-- Excerpts from an interface dataset --
****
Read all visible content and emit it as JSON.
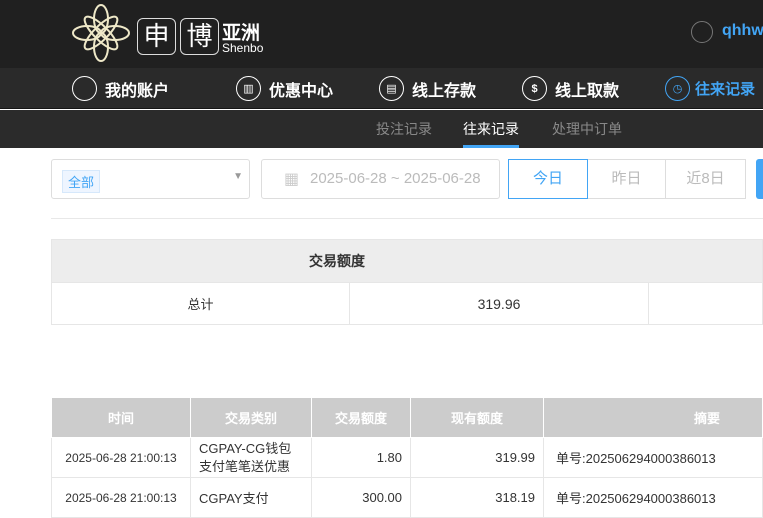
{
  "header": {
    "logo_chars": [
      "申",
      "博"
    ],
    "logo_cn": "亚洲",
    "logo_en": "Shenbo",
    "username": "qhhw"
  },
  "nav": [
    {
      "label": "我的账户",
      "icon": "user-icon"
    },
    {
      "label": "优惠中心",
      "icon": "gift-icon"
    },
    {
      "label": "线上存款",
      "icon": "deposit-icon"
    },
    {
      "label": "线上取款",
      "icon": "withdraw-icon"
    },
    {
      "label": "往来记录",
      "icon": "records-icon",
      "active": true
    }
  ],
  "subnav": [
    {
      "label": "投注记录"
    },
    {
      "label": "往来记录",
      "active": true
    },
    {
      "label": "处理中订单"
    }
  ],
  "filter": {
    "type_tag": "全部",
    "date_range": "2025-06-28 ~ 2025-06-28",
    "buttons": [
      "今日",
      "昨日",
      "近8日"
    ]
  },
  "summary": {
    "header": "交易额度",
    "row_label": "总计",
    "total": "319.96"
  },
  "table": {
    "columns": [
      "时间",
      "交易类别",
      "交易额度",
      "现有额度",
      "摘要"
    ],
    "rows": [
      {
        "time": "2025-06-28 21:00:13",
        "type": "CGPAY-CG钱包支付笔笔送优惠",
        "amount": "1.80",
        "balance": "319.99",
        "memo": "单号:202506294000386013"
      },
      {
        "time": "2025-06-28 21:00:13",
        "type": "CGPAY支付",
        "amount": "300.00",
        "balance": "318.19",
        "memo": "单号:202506294000386013"
      }
    ]
  },
  "colors": {
    "accent": "#42a5f5",
    "header_bg": "#202020",
    "table_header_bg": "#cccccc"
  }
}
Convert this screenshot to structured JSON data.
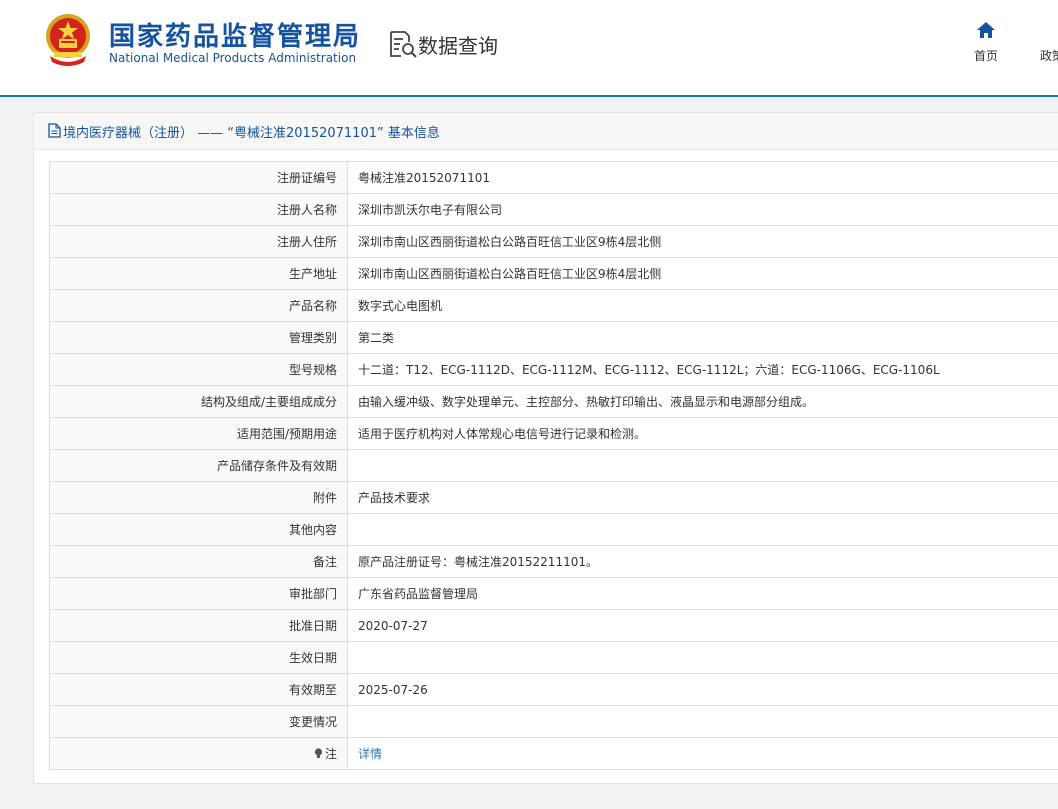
{
  "header": {
    "org_name_cn": "国家药品监督管理局",
    "org_name_en": "National Medical Products Administration",
    "section_title": "数据查询",
    "nav": [
      {
        "label": "首页",
        "icon": "home-icon"
      },
      {
        "label": "政策"
      }
    ]
  },
  "panel": {
    "title": "境内医疗器械（注册） —— “粤械注准20152071101” 基本信息",
    "rows": [
      {
        "label": "注册证编号",
        "value": "粤械注准20152071101"
      },
      {
        "label": "注册人名称",
        "value": "深圳市凯沃尔电子有限公司"
      },
      {
        "label": "注册人住所",
        "value": "深圳市南山区西丽街道松白公路百旺信工业区9栋4层北侧"
      },
      {
        "label": "生产地址",
        "value": "深圳市南山区西丽街道松白公路百旺信工业区9栋4层北侧"
      },
      {
        "label": "产品名称",
        "value": "数字式心电图机"
      },
      {
        "label": "管理类别",
        "value": "第二类"
      },
      {
        "label": "型号规格",
        "value": "十二道：T12、ECG-1112D、ECG-1112M、ECG-1112、ECG-1112L；六道：ECG-1106G、ECG-1106L"
      },
      {
        "label": "结构及组成/主要组成成分",
        "value": "由输入缓冲级、数字处理单元、主控部分、热敏打印输出、液晶显示和电源部分组成。"
      },
      {
        "label": "适用范围/预期用途",
        "value": "适用于医疗机构对人体常规心电信号进行记录和检测。"
      },
      {
        "label": "产品储存条件及有效期",
        "value": ""
      },
      {
        "label": "附件",
        "value": "产品技术要求"
      },
      {
        "label": "其他内容",
        "value": ""
      },
      {
        "label": "备注",
        "value": "原产品注册证号：粤械注准20152211101。"
      },
      {
        "label": "审批部门",
        "value": "广东省药品监督管理局"
      },
      {
        "label": "批准日期",
        "value": "2020-07-27"
      },
      {
        "label": "生效日期",
        "value": ""
      },
      {
        "label": "有效期至",
        "value": "2025-07-26"
      },
      {
        "label": "变更情况",
        "value": ""
      }
    ],
    "note_row": {
      "label": "注",
      "icon": "bulb-icon",
      "link_text": "详情"
    }
  }
}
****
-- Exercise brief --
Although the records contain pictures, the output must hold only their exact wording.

-- Your response --
Read all visible content and emit it as JSON.
{
  "header": {
    "logo_chars": [
      "申",
      "博"
    ],
    "logo_cn": "亚洲",
    "logo_en": "Shenbo",
    "username": "qhhw"
  },
  "nav": [
    {
      "label": "我的账户",
      "icon": "user-icon"
    },
    {
      "label": "优惠中心",
      "icon": "gift-icon"
    },
    {
      "label": "线上存款",
      "icon": "deposit-icon"
    },
    {
      "label": "线上取款",
      "icon": "withdraw-icon"
    },
    {
      "label": "往来记录",
      "icon": "records-icon",
      "active": true
    }
  ],
  "subnav": [
    {
      "label": "投注记录"
    },
    {
      "label": "往来记录",
      "active": true
    },
    {
      "label": "处理中订单"
    }
  ],
  "filter": {
    "type_tag": "全部",
    "date_range": "2025-06-28 ~ 2025-06-28",
    "buttons": [
      "今日",
      "昨日",
      "近8日"
    ]
  },
  "summary": {
    "header": "交易额度",
    "row_label": "总计",
    "total": "319.96"
  },
  "table": {
    "columns": [
      "时间",
      "交易类别",
      "交易额度",
      "现有额度",
      "摘要"
    ],
    "rows": [
      {
        "time": "2025-06-28 21:00:13",
        "type": "CGPAY-CG钱包支付笔笔送优惠",
        "amount": "1.80",
        "balance": "319.99",
        "memo": "单号:202506294000386013"
      },
      {
        "time": "2025-06-28 21:00:13",
        "type": "CGPAY支付",
        "amount": "300.00",
        "balance": "318.19",
        "memo": "单号:202506294000386013"
      }
    ]
  },
  "colors": {
    "accent": "#42a5f5",
    "header_bg": "#202020",
    "table_header_bg": "#cccccc"
  }
}
Convert this screenshot to structured JSON data.
{
  "header": {
    "org_name_cn": "国家药品监督管理局",
    "org_name_en": "National Medical Products Administration",
    "section_title": "数据查询",
    "nav": [
      {
        "label": "首页",
        "icon": "home-icon"
      },
      {
        "label": "政策"
      }
    ]
  },
  "panel": {
    "title": "境内医疗器械（注册） —— “粤械注准20152071101” 基本信息",
    "rows": [
      {
        "label": "注册证编号",
        "value": "粤械注准20152071101"
      },
      {
        "label": "注册人名称",
        "value": "深圳市凯沃尔电子有限公司"
      },
      {
        "label": "注册人住所",
        "value": "深圳市南山区西丽街道松白公路百旺信工业区9栋4层北侧"
      },
      {
        "label": "生产地址",
        "value": "深圳市南山区西丽街道松白公路百旺信工业区9栋4层北侧"
      },
      {
        "label": "产品名称",
        "value": "数字式心电图机"
      },
      {
        "label": "管理类别",
        "value": "第二类"
      },
      {
        "label": "型号规格",
        "value": "十二道：T12、ECG-1112D、ECG-1112M、ECG-1112、ECG-1112L；六道：ECG-1106G、ECG-1106L"
      },
      {
        "label": "结构及组成/主要组成成分",
        "value": "由输入缓冲级、数字处理单元、主控部分、热敏打印输出、液晶显示和电源部分组成。"
      },
      {
        "label": "适用范围/预期用途",
        "value": "适用于医疗机构对人体常规心电信号进行记录和检测。"
      },
      {
        "label": "产品储存条件及有效期",
        "value": ""
      },
      {
        "label": "附件",
        "value": "产品技术要求"
      },
      {
        "label": "其他内容",
        "value": ""
      },
      {
        "label": "备注",
        "value": "原产品注册证号：粤械注准20152211101。"
      },
      {
        "label": "审批部门",
        "value": "广东省药品监督管理局"
      },
      {
        "label": "批准日期",
        "value": "2020-07-27"
      },
      {
        "label": "生效日期",
        "value": ""
      },
      {
        "label": "有效期至",
        "value": "2025-07-26"
      },
      {
        "label": "变更情况",
        "value": ""
      }
    ],
    "note_row": {
      "label": "注",
      "icon": "bulb-icon",
      "link_text": "详情"
    }
  }
}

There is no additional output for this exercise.